In seconds she was holding him, letting him cry on her shoulder. "Thank you," she said softly. "I don't deserve it but I accept your forgiveness and I am so sorry this happened. You didn't deserve this, and you mustn't feel like you can't be angry. You have every right to be angry." She hugged him tightly. "I told the Doctor I'd rather have you here alive and hating me than the alternative. Anything better than that is a blessing."

Matthew wiped his eyes. "It already is beginning to feel like a terrible nightmare." He chuckled suddenly. "You were Prime Minister of Great Britain. You can never tell Cousin Violet that. You might kill her."

She patted his shoulder and laughed. "Cousin Violet has her own secrets, which she intends to share with you when you're more recovered. Suffice to say, she knows, and she is astonished that the future is so horrifying. Now, it is close to one in the morning. You may not realize this, but Mary has been like a wild tigress. If she finds out I've had you up half the night when you were supposed to be resting, she will have me thrown out of the house and forbidden to see you." She brushed the hair from his eyes.

"I must look like a girl," he said as he laid back in bed.

"Carson did want to cut your hair," Isobel said, her voice tinged with amusement. She brushed it again. "I didn't let him. I thought it was the last thing we needed to be concerned about. And in the future, this would be stylishly short for a man and you'd be considered very handsome."

"Fashion sounds abysmal in the future." He hesitated. "I'm sorry the Doctor couldn't forgive you." The thing that had frightened him was that he thought the man had wanted to forgive, and just couldn't, that something was broken inside of him.

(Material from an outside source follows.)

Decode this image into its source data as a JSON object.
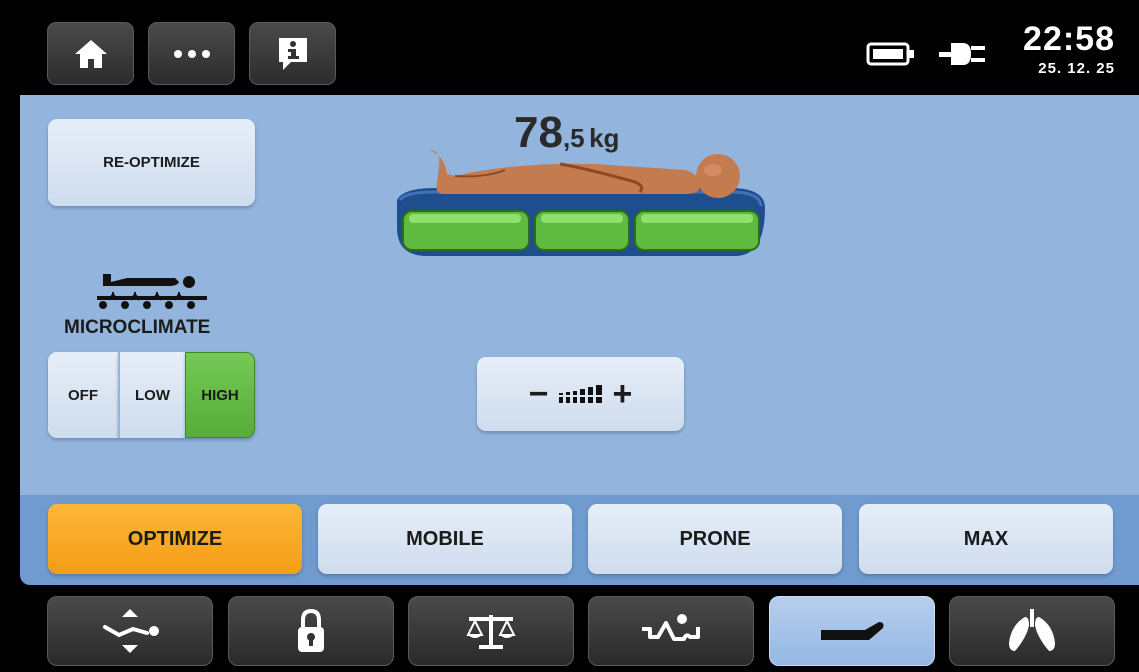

Isobel took his hand. "He will, Matthew. One day in his future, a day I've already lived, I will get him to where he needs to be and he will forgive me… and hopefully he'll be able to forgive himself."